This makes the film all the more valuable, since it captures the raw moments on stage and in the mosh pit, which were not widely seen in film before this time. It attempts to understand the nature of punk music and the punk lifestyle that manifested during this period in Southern California.
7. Blade Runner (Ridley Scott, 1982)
This neo-noir, set in 2019, captures a gritty, dystopian side of L.A. With this futuristic action thriller, Ridley Scott envisions what Los Angeles may become in the no-so-distant future.
The story occurs during a time when bioidentical artificial intelligence, called “replicants,” are being put to use on off-planet colonies. Replicants are banned from coming to Earth, but a handful have escaped and are hiding out in L.A.– possibly to contact their powerful manufacturer, the Tyrell Corporation, and attempt to extend their four year lifespan. Ex-police agent and “Blade Runner” Rick Deckard (Harrison Ford) is given the job to track down and “retire” the replicants.
The production design, lighting, and cinematography is highly stylized in this film, and all come together nicely to give Los Angeles a sleek, yet decaying feel. The L.A. skyline is crowded with neon signs, smoke stacks, and giant skyscrapers, making it feel as though the characters are living within an industrial wasteland.
There are remnants of the old fashioned, Art Deco-esque architecture authentic to Los Angeles, which in the film seems to be crumbling beneath the high tech expansion in this futuristic city. Smoke and shadows mysteriously engulf the characters in this world where human and robot are indistinguishable.
8. Repo Man (Alex Cox, 1984)
This bizarre cult film uses the landscape of downtown Los Angeles as the framework of the film’s unusual story. One part sci-fi, one part action, one part dark comedy, Repo Man utilizes downtown L.A.’s concrete jungle as the backdrop to the film’s rough, delinquent characters.
Emilo Estevez plays Otto, a young punk feeling his way through the world, looking for sex, work, and purpose.
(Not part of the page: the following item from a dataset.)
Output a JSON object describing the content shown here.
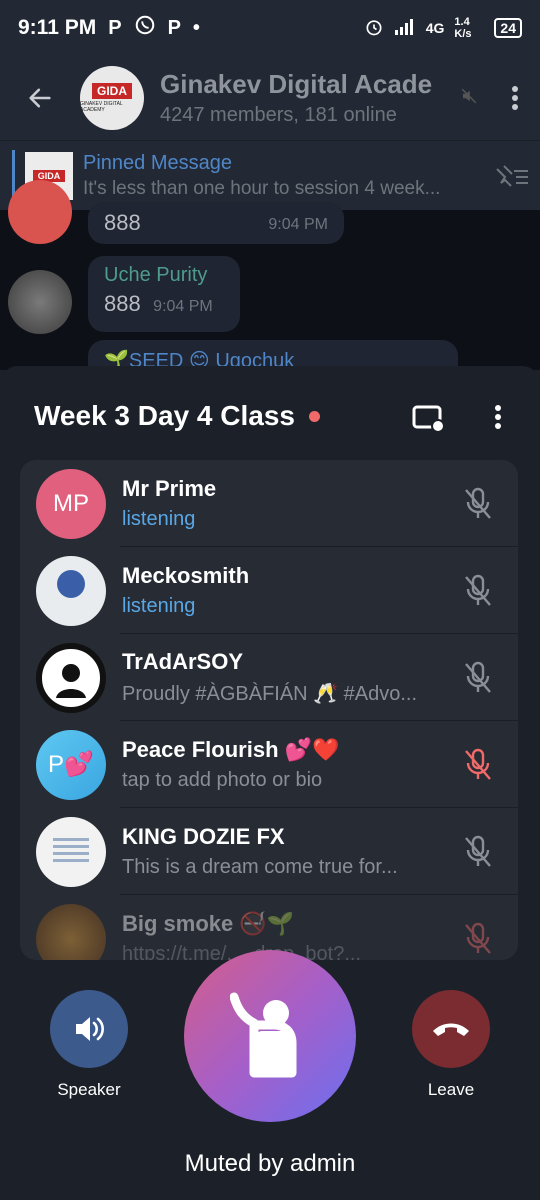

He becomes involved with a kooky group of Repo men, led by Bud (Harry Dean Stanton), who take Otto under their collective wing. Meanwhile, government agents seek a mysterious Chevy Malibu, apparently carrying radioactive alien material. The film erupts into chaotic absurdity when the repo agency confronts the government, a rival repo group, and the radioactive Malibu worth $20,000.
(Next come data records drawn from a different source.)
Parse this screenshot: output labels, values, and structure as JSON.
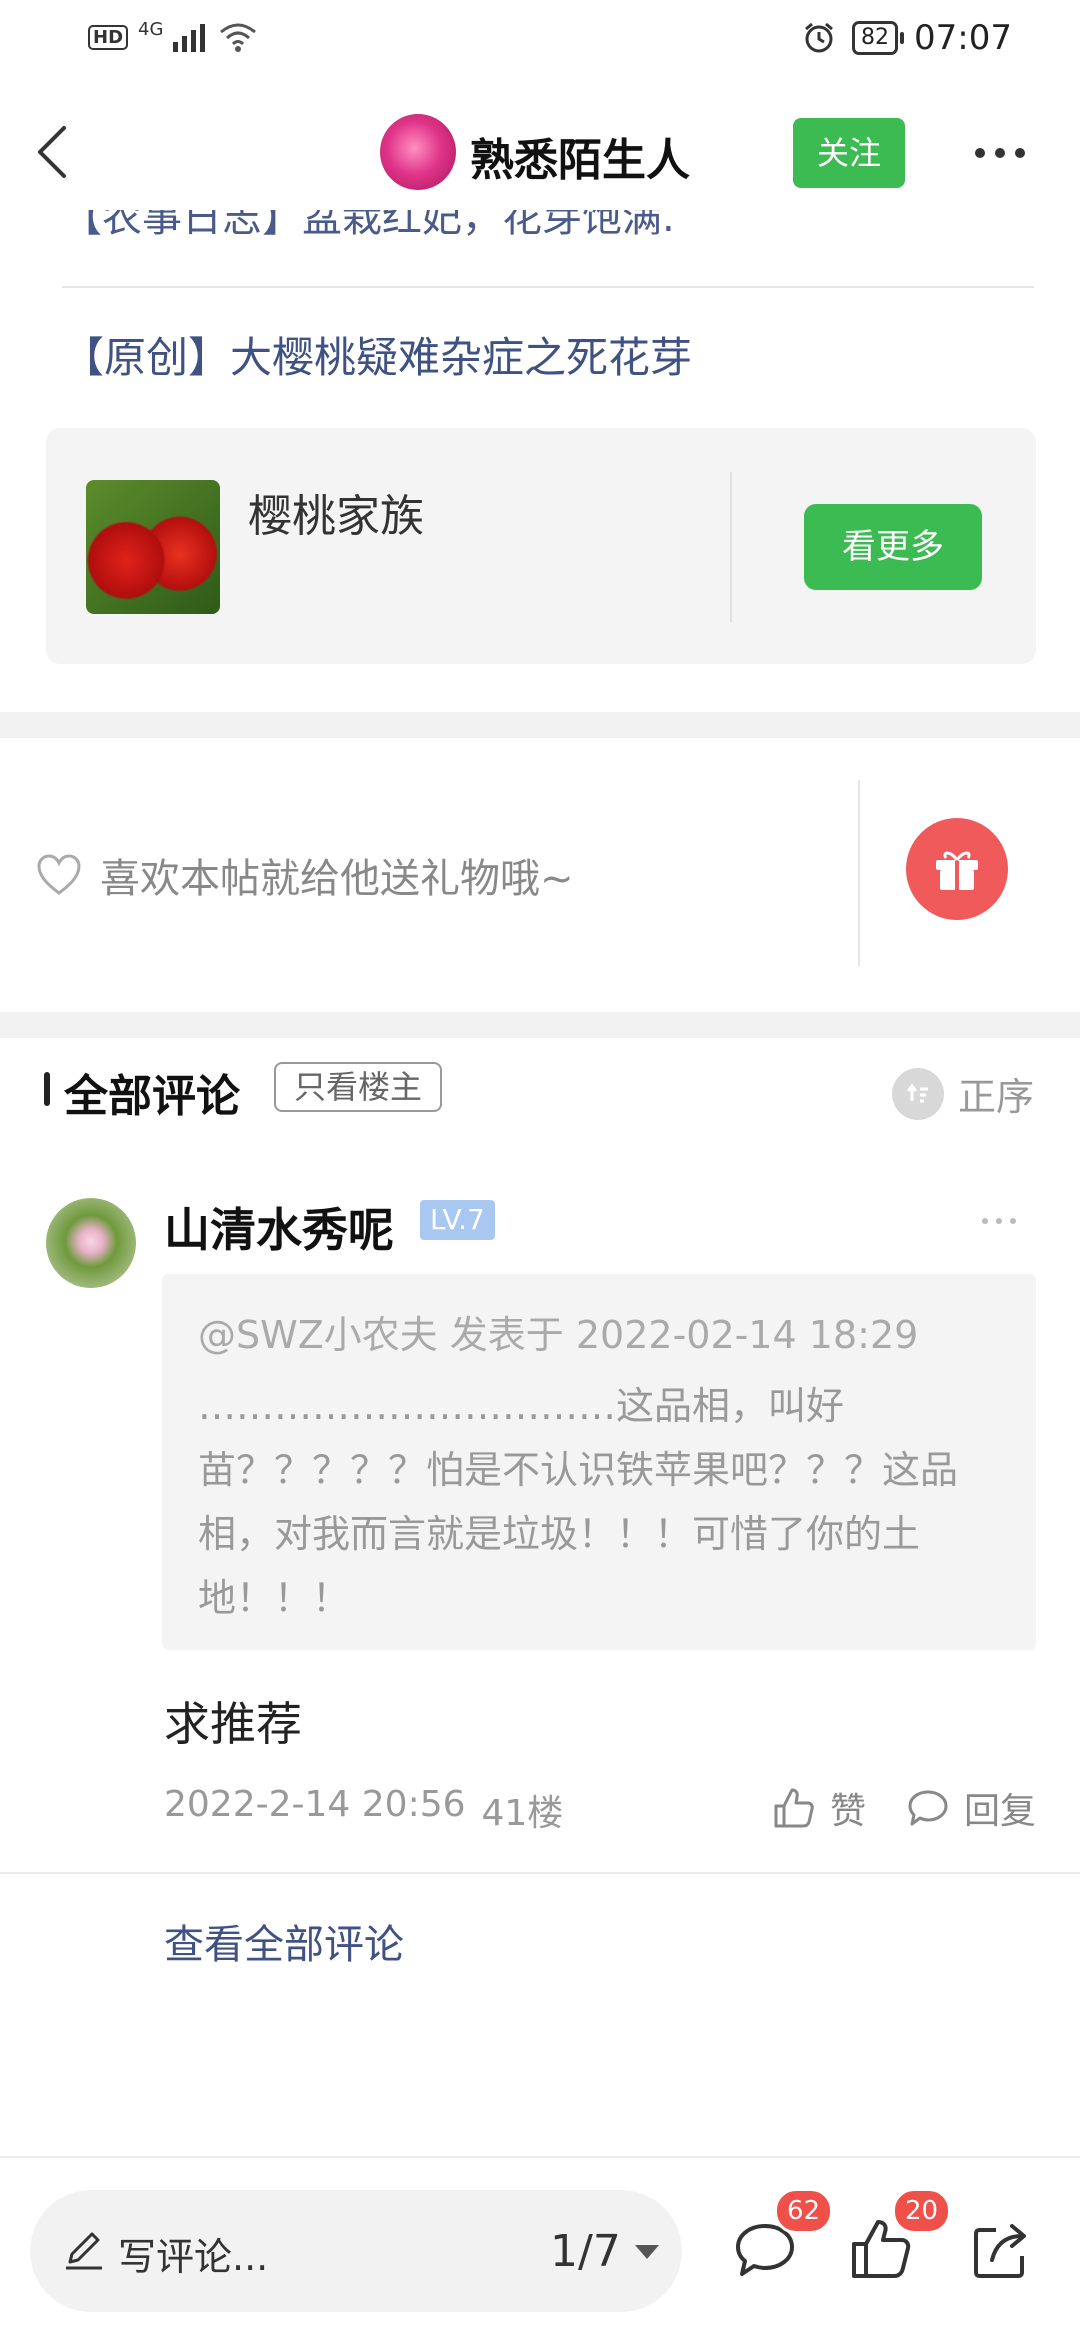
{
  "status_bar": {
    "hd": "HD",
    "network": "4G",
    "battery": "82",
    "time": "07:07"
  },
  "header": {
    "author_name": "熟悉陌生人",
    "follow_label": "关注"
  },
  "post": {
    "cut_link_text": "【农事日志】盆栽红妃，花芽饱满.",
    "original_link_text": "【原创】大樱桃疑难杂症之死花芽"
  },
  "forum_card": {
    "name": "樱桃家族",
    "see_more_label": "看更多"
  },
  "gift": {
    "prompt": "喜欢本帖就给他送礼物哦~"
  },
  "comments_header": {
    "title": "全部评论",
    "only_owner_label": "只看楼主",
    "order_label": "正序"
  },
  "comment": {
    "username": "山清水秀呢",
    "level": "LV.7",
    "quote_header": "@SWZ小农夫 发表于 2022-02-14 18:29",
    "quote_body": "……………………………这品相，叫好苗？？？？？怕是不认识铁苹果吧？？？这品相，对我而言就是垃圾！！！可惜了你的土地！！！",
    "text": "求推荐",
    "date": "2022-2-14 20:56",
    "floor": "41楼",
    "like_label": "赞",
    "reply_label": "回复"
  },
  "view_all_comments": "查看全部评论",
  "bottom_bar": {
    "write_placeholder": "写评论...",
    "page_indicator": "1/7",
    "comment_count": "62",
    "like_count": "20"
  },
  "colors": {
    "accent_green": "#3dbb53",
    "link_blue": "#3f5283",
    "badge_red": "#f0504a",
    "gift_red": "#f05a5a"
  }
}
Robby Müller’s fantastic cinematography frequently makes use of long shots, placing the characters within the landscape of L.A. Barren concrete streets, telephone poles, highway bridges, and neon lights surround the characters at all times.
Müller shoots half of the film with the characters inside their stolen or repossessed cars, creating the appropriate atmosphere of L.A.’s vagabond car culture. Although the film’s story is eccentric and sometimes uneven, the depiction of Los Angeles’ raw 1980s punk scene feels no less authentic.